A full-screen, console-based Python debugger
PuDB is a full-screen, console-based visual debugger for Python.
Its goal is to provide all the niceties of modern GUI-based debuggers in a more lightweight and keyboard-friendly package. PuDB allows you to debug code right where you write and test it–in a terminal. If you’ve worked with the excellent (but nowadays ancient) DOS-based Turbo Pascal or C tools, PuDB’s UI might look familiar.
Here’s a screenshot:
You may watch a screencast, too.
- Syntax-highlighted source, the stack, breakpoints and variables are all visible at once and continuously updated. This helps you be more aware of what’s going on in your program. Variable displays can be expanded, collapsed and have various customization options.
- Simple, keyboard-based navigation using single keystrokes makes debugging quick and easy. PuDB understands cursor-keys and Vi shortcuts for navigation. Other keys are inspired by the corresponding pdb coomands.
- Use search to find relevant source code, or use “m” to invoke the module browser that shows loaded modules, lets you load new ones and reload existing ones.
- Breakpoints can be set just by pointing at a source line and hitting “b” and then edited visually in the breakpoints window. Or hit “t” to run to the line under the cursor.
- Drop to a Python shell in the current environment by pressing “!”.
- PuDB places special emphasis on exception handling. A post-mortem mode makes it easy to retrace a crashing program’s last steps.

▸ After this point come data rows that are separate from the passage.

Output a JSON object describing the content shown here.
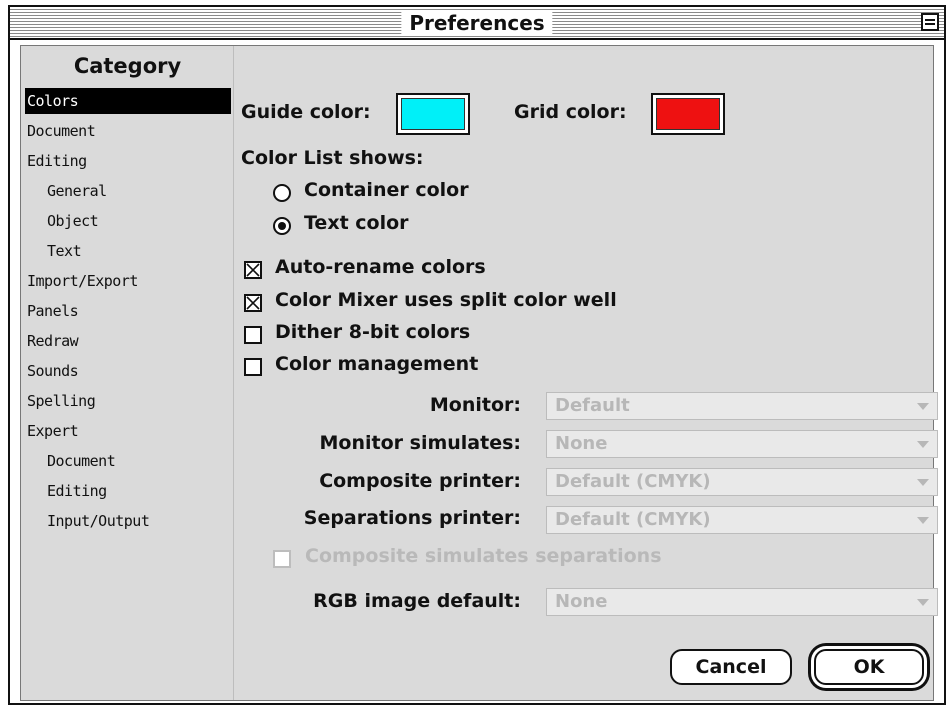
{
  "window": {
    "title": "Preferences"
  },
  "sidebar": {
    "title": "Category",
    "items": [
      {
        "label": "Colors",
        "indent": false,
        "selected": true
      },
      {
        "label": "Document",
        "indent": false
      },
      {
        "label": "Editing",
        "indent": false
      },
      {
        "label": "General",
        "indent": true
      },
      {
        "label": "Object",
        "indent": true
      },
      {
        "label": "Text",
        "indent": true
      },
      {
        "label": "Import/Export",
        "indent": false
      },
      {
        "label": "Panels",
        "indent": false
      },
      {
        "label": "Redraw",
        "indent": false
      },
      {
        "label": "Sounds",
        "indent": false
      },
      {
        "label": "Spelling",
        "indent": false
      },
      {
        "label": "Expert",
        "indent": false
      },
      {
        "label": "Document",
        "indent": true
      },
      {
        "label": "Editing",
        "indent": true
      },
      {
        "label": "Input/Output",
        "indent": true
      }
    ]
  },
  "colors": {
    "guide_label": "Guide color:",
    "guide_color": "#00f0f8",
    "grid_label": "Grid color:",
    "grid_color": "#ee1111",
    "list_shows_label": "Color List shows:",
    "radio_container": "Container color",
    "radio_text": "Text color",
    "selected_radio": "Text color",
    "auto_rename": "Auto-rename colors",
    "split_well": "Color Mixer uses split color well",
    "dither": "Dither 8-bit colors",
    "color_management": "Color management"
  },
  "management": {
    "monitor_label": "Monitor:",
    "monitor_value": "Default",
    "simulates_label": "Monitor simulates:",
    "simulates_value": "None",
    "composite_label": "Composite printer:",
    "composite_value": "Default (CMYK)",
    "separations_label": "Separations printer:",
    "separations_value": "Default (CMYK)",
    "composite_sim_label": "Composite simulates separations",
    "rgb_label": "RGB image default:",
    "rgb_value": "None"
  },
  "buttons": {
    "cancel": "Cancel",
    "ok": "OK"
  }
}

- IPython integration (see wiki)
- Should work with Python 2.4 and newer, including Python 3.
Install PuDB using the command:
To start debugging, simply insert:

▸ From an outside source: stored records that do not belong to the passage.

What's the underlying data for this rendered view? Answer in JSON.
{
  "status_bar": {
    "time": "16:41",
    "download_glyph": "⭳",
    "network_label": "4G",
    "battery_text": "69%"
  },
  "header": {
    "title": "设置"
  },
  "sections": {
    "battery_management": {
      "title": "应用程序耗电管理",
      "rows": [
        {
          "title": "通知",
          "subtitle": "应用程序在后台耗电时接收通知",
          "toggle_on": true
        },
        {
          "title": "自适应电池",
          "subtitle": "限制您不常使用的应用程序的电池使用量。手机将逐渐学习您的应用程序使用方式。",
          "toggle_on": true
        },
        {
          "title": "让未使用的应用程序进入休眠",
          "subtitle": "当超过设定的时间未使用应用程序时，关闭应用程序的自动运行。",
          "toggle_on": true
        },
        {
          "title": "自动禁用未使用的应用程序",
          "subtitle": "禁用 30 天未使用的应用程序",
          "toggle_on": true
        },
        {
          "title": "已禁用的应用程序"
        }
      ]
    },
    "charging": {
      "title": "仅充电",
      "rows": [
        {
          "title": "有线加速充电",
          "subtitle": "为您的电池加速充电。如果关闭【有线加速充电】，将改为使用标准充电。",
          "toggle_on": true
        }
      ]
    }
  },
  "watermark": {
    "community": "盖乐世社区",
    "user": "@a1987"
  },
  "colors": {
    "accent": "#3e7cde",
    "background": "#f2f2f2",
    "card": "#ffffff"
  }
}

from pudb import set_trace; set_trace()
into the piece of code you want to debug, or run the entire script with:
or, in Python 3:
This is equivalent to:
python -m pudb.run my-script.py
which is useful if you want to run PuDB in a version of Python other than the one you most recently installed PuDB with.
Documentation and Support
PuDB has a wiki, where documentation and debugging wisdom are collected.
Attaching to Running Code
An alternative to using set_trace is to use:
from pudb import set_interrupt_handler; set_interrupt_handler()
at the top of your code. This will set SIGINT (i.e., Ctrl-c) to run set_trace, so that typing Ctrl-c while your code is running will break the code and start debugging. See the docstring of set_interrupt_handler for more information.
At the programming language level, PuDB displays the same interface as Python’s built-in pdb module. Just replace pdb with pudb. (One exception: run is called runstatement.)
License and Dependencies
PuDB is distributed under the MIT license. It relies on the following excellent pieces of software:
You may obtain the development version using the Git version control tool.:
git clone http://git.tiker.net/trees/pudb.git
You may also browse the code online.
The repository is also mirrored at GitHub.
Q: I navigated to the Variables/Stack/Breakpoints view. How do I get back to the source view?
A: Press your left arrow key.
Q: Where are breakpoints stored?
A: All PuDB information is stored in a location specified by the XDG Base Directory Specification. Usually, it is ~/.config/pudb. Breakpoints are stored in a file called saved-breakpoints. Also in this location are the shell history from the ! shell (shell-history) and the PuDB settings (pudb.cfg).